  • Bleach baths: If certain bacteria colonize (found on the surface of your skin) you, your dermatologist may recommend taking 5- or 10-minute bleach baths. You’d take this bath in your own bathtub at home. If a bleach bath is right for you, your dermatologist will tell you how to make one.

Biologic is the first FDA-approved treatment for HS

The U.S. Food and Drug Administration (FDA) approved the first treatment for HS in 2015. It is a biologic called adalimumab (a dal aye’mu mab). In studies, the patients who received adalimumab had noticeably fewer abscesses and nodules.

The FDA has approved adalimumab for adults who have moderate (Hurley stage II) or severe (Hurley stage III) HS.

  • Biologics: These work on the immune system. Some, such as adalimumab, you inject yourself. Others require an infusion at a hospital or clinic. Some patients have seen long-term clearing of their HS with a biologic. Due to possible serious side effects, you should discuss the risks and benefits with your dermatologist.
  • Corticosteroid injection into a breakout: Your dermatologist may inject this into a painful cyst to reduce pain and swelling.
  • Corticosteroid pills: This medicine reduces inflammation, which can help clear HS and prevent new breakouts.
  • Diabetes drug: Metformin has been approved to treat adult-onset diabetes. It may also help people who have HS and a condition called metabolic syndrome.
  • Hormone therapy: Some women who have HS get relief by taking birth-control pills, a medicine called spironolactone, or another medicine that regulates hormones. These medicines can decrease pain and the amount of fluid draining from the breakouts.
  • Methotrexate (severe HS only): This medicine is used to treat cancer and certain other medical conditions, such as severe psoriasis. It works on the immune system and may help control HS in some patients.
  • Oral retinoid: A few patients with HS are helped.
  • Radiation therapy: This treatment exposes the body to radiation, so it is used less often today than in the past. Some patients have seen their HS clear. Be sure to talk with your dermatologist about the short- and long-term risks to your body.
  • Wound dressings: If the HS causes tunnels beneath your skin, you will need to treat these as you would wounds.

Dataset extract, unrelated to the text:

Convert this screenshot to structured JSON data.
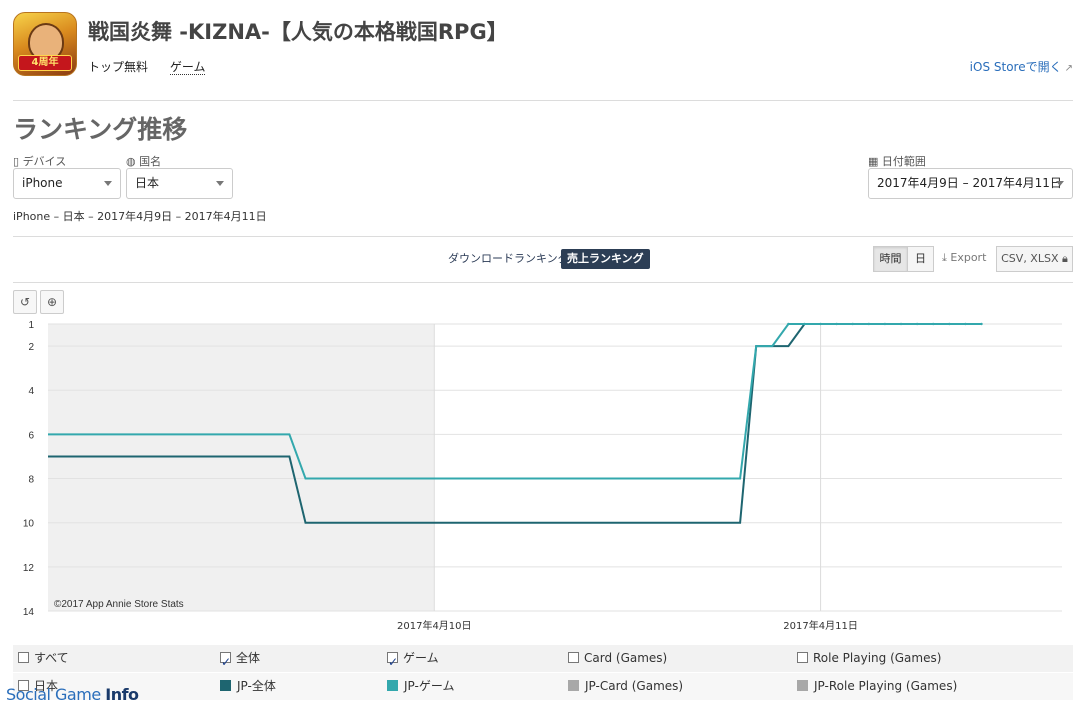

Surgical treatment for HS: When HS grows deep into the skin, medicine alone may not be effective. Your dermatologist may recommend a surgical procedure. The following can be performed in a dermatologist’s office or clinic:

  • Laser surgery: This treatment is showing promise. Some patients clear after several treatments. Lasers are proving effective at clearing new and deep HS breakouts. This treatment may be helpful because it destroys the hair follicles.
  • Deroofing: This surgery may be an option for patients who have painful HS that repeatedly returns. The surgeon turns deep, painful HS into scars.
  • Drain or incise: During the surgery, the dermatologist drains 1 or 2 lesions or cuts them out. This can bring short-term relief, but the HS can return.
  • Excision: This involves surgically cutting out the HS and some normal-looking skin. Because the wound is deep, the area needs to be covered with a skin graft (skin removed from another part of your body) or skin flap (skin from nearby is pulled over to cover the wound). HS does not return to the treated area, but it can develop nearby.

No one treatment works for everyone who has HS. Sometimes, a patient needs to try a few different treatments to find one that works.

Outcome: Lifestyle changes can be effective

Many people have HS for life. Studies continue to show that making certain lifestyle changes can help tremendously. Weight loss has proven so effective that some patients say maintaining a healthy weight prevents HS breakouts.